Dollar Action Mixed Weak Durable Orders, Highest Level Of Confidence In Over 5 Years

The data dam burst Tuesday morning in the New York session, leveraging FX volatility with market movers like durable goods and consumer confidence. However, the blunt force each release typically inflicts on price action was controlled by orchestrated release times.

Though the technicals, EURUSD blew through 1.32 resistance early in the London session on a 90-point peak-to-trough rally to 1.3250. The same dollar slide moved USDCHF through 1.23 with authority and leaving the pair to form a temporary base around 1.2205. Missing out on much of the action, GBPUSD marked its biggest move in an 85-point upward swing to 1.9675 in the European hours. Finally, the biggest hit the dollar received Tuesday was in USDJPY. The pair plunged 200 points from yesterday’s New York session close around 120.65 as flight to safety in the emerging markets found a prime buy in the Japanese currency.

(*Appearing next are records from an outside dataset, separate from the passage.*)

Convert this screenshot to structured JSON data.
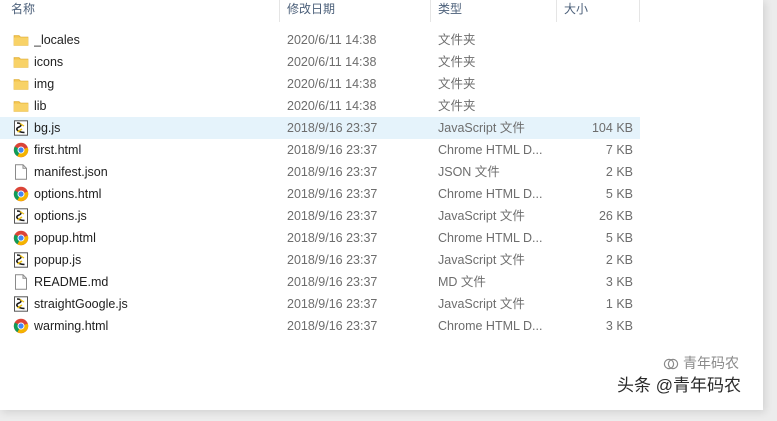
{
  "columns": {
    "name": "名称",
    "date": "修改日期",
    "type": "类型",
    "size": "大小"
  },
  "files": [
    {
      "name": "_locales",
      "date": "2020/6/11 14:38",
      "type": "文件夹",
      "size": "",
      "icon": "folder"
    },
    {
      "name": "icons",
      "date": "2020/6/11 14:38",
      "type": "文件夹",
      "size": "",
      "icon": "folder"
    },
    {
      "name": "img",
      "date": "2020/6/11 14:38",
      "type": "文件夹",
      "size": "",
      "icon": "folder"
    },
    {
      "name": "lib",
      "date": "2020/6/11 14:38",
      "type": "文件夹",
      "size": "",
      "icon": "folder"
    },
    {
      "name": "bg.js",
      "date": "2018/9/16 23:37",
      "type": "JavaScript 文件",
      "size": "104 KB",
      "icon": "js",
      "selected": true
    },
    {
      "name": "first.html",
      "date": "2018/9/16 23:37",
      "type": "Chrome HTML D...",
      "size": "7 KB",
      "icon": "chrome"
    },
    {
      "name": "manifest.json",
      "date": "2018/9/16 23:37",
      "type": "JSON 文件",
      "size": "2 KB",
      "icon": "file"
    },
    {
      "name": "options.html",
      "date": "2018/9/16 23:37",
      "type": "Chrome HTML D...",
      "size": "5 KB",
      "icon": "chrome"
    },
    {
      "name": "options.js",
      "date": "2018/9/16 23:37",
      "type": "JavaScript 文件",
      "size": "26 KB",
      "icon": "js"
    },
    {
      "name": "popup.html",
      "date": "2018/9/16 23:37",
      "type": "Chrome HTML D...",
      "size": "5 KB",
      "icon": "chrome"
    },
    {
      "name": "popup.js",
      "date": "2018/9/16 23:37",
      "type": "JavaScript 文件",
      "size": "2 KB",
      "icon": "js"
    },
    {
      "name": "README.md",
      "date": "2018/9/16 23:37",
      "type": "MD 文件",
      "size": "3 KB",
      "icon": "file"
    },
    {
      "name": "straightGoogle.js",
      "date": "2018/9/16 23:37",
      "type": "JavaScript 文件",
      "size": "1 KB",
      "icon": "js"
    },
    {
      "name": "warming.html",
      "date": "2018/9/16 23:37",
      "type": "Chrome HTML D...",
      "size": "3 KB",
      "icon": "chrome"
    }
  ],
  "watermark": {
    "top": "青年码农",
    "bottom": "头条 @青年码农"
  },
  "colors": {
    "selected_row": "#e5f3fb",
    "header_text": "#4c607a",
    "folder": "#f3c44e",
    "chrome_red": "#db4437",
    "chrome_green": "#0f9d58",
    "chrome_yellow": "#f4b400",
    "chrome_blue": "#4285f4"
  }
}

Though the full US economic calendar was promising volatility for the majors, an anti-dollar bias was spreading long before New York capital markets range their bells. In recent days, the UN’s pressure on Iran for its uranium enrichment program and the steady rise in sub-prime mortgage defaults has kept the bearish wave close at hand. The gloomy sentiment quickly turned to full-blown dollar selling after the media reported a possible attempt on US Vice President **** Cheney’s life in Afghanistan. According to officials, a bomb was detonated at the main gate of a US army base where Cheney was staying. After 30-tumultuous minutes, the market settled down after it was announced that the Vice President was flown out of Afghanistan and that he was never in serious danger.
With the unexpected flight to safety in the overnight, the mood had already been set. When the first indicator came across the wires, cautious traders found themselves on the right side of the trade. Bookings for durable goods dropped 7.8 percent in January. While the headline number was only a three-month low, the figure excluding the transportation complex felt the biggest drop since June of 2002. Through the month, commercial aircraft orders dropped 54.6 percent while those for vehicles slipped 5.1 percent. These volatile numbers aside, the most concerning drop was the 17.3 percent slide in business equipment, the biggest in three years. This perhaps shows the slump in manufacturing is spreading as firms attempt to burn off inventories and cut spending to preserve earnings.
While bears would have been more than happy to keep shorting the greenback as long as liquidity supported it, the data took a considerable turn for the better a little later in the session. Existing home sales through January unexpected surged 3.0 percent to an annuazlied 6.46 million pace. Statistically, this was the biggest monthly increase in two years; but more importantly it signifies a considerable pick up from September’s low. Since previously owned homes account for 85 percent of the overall market, the indicator is one of the best signs that the worst housing slump in 15 years has reached its low. The other pleasant surprise was the Conference Board’s Consumer Confidence Survey. Contradicting the slip in the University of Michigan’s sentiment read for the same period, the Conference Board’s indicator reported the highest level of optimism in five and a half years. With employment and wage growth trends still well intact, pessimists are becoming harder to find. However, despite these two strong indicators there was still reason for caution. Coming in under the radar, the Richmond Fed Index came in at -10; which is a reminder that the risk for Thursday’s ISM report is to the downside.
Macro indicators had their place in the benchmark equities declines Tuesday, but the market was already on its way following the biggest drop in Chinese stocks in over ten years. By 16:05 GMT, the NASDAQ Composite paced the move with a 1.65 percent slide to 2,463.16. By the same time, the S&P 500 was off 1.18 percent at 1,432.20 and the Dow lost 1.1 percent to 12,492.95. The dour sentiment certainly took hold of the Dow components. GM shares dropped 3 percent to $32.95 while Alcoa’s sank 2.8 percent to $34.38. Worsening the tech slump, Apple shares dipped $2.09 or 2.4 percent after delaying the launch of Apple TV.
Treasury traders absorbed the drop in equities and the dollar as expectations for a rate hike from the Fed drained away. Ten-year notes rose 10/32nds to 100-10 by 16:05 GMT as yields dropped 4 basis points to 4.583. The thirty-year bond add 19/32nds to 100-29 while its yield sank to 4.693 on a 4 basis point loss.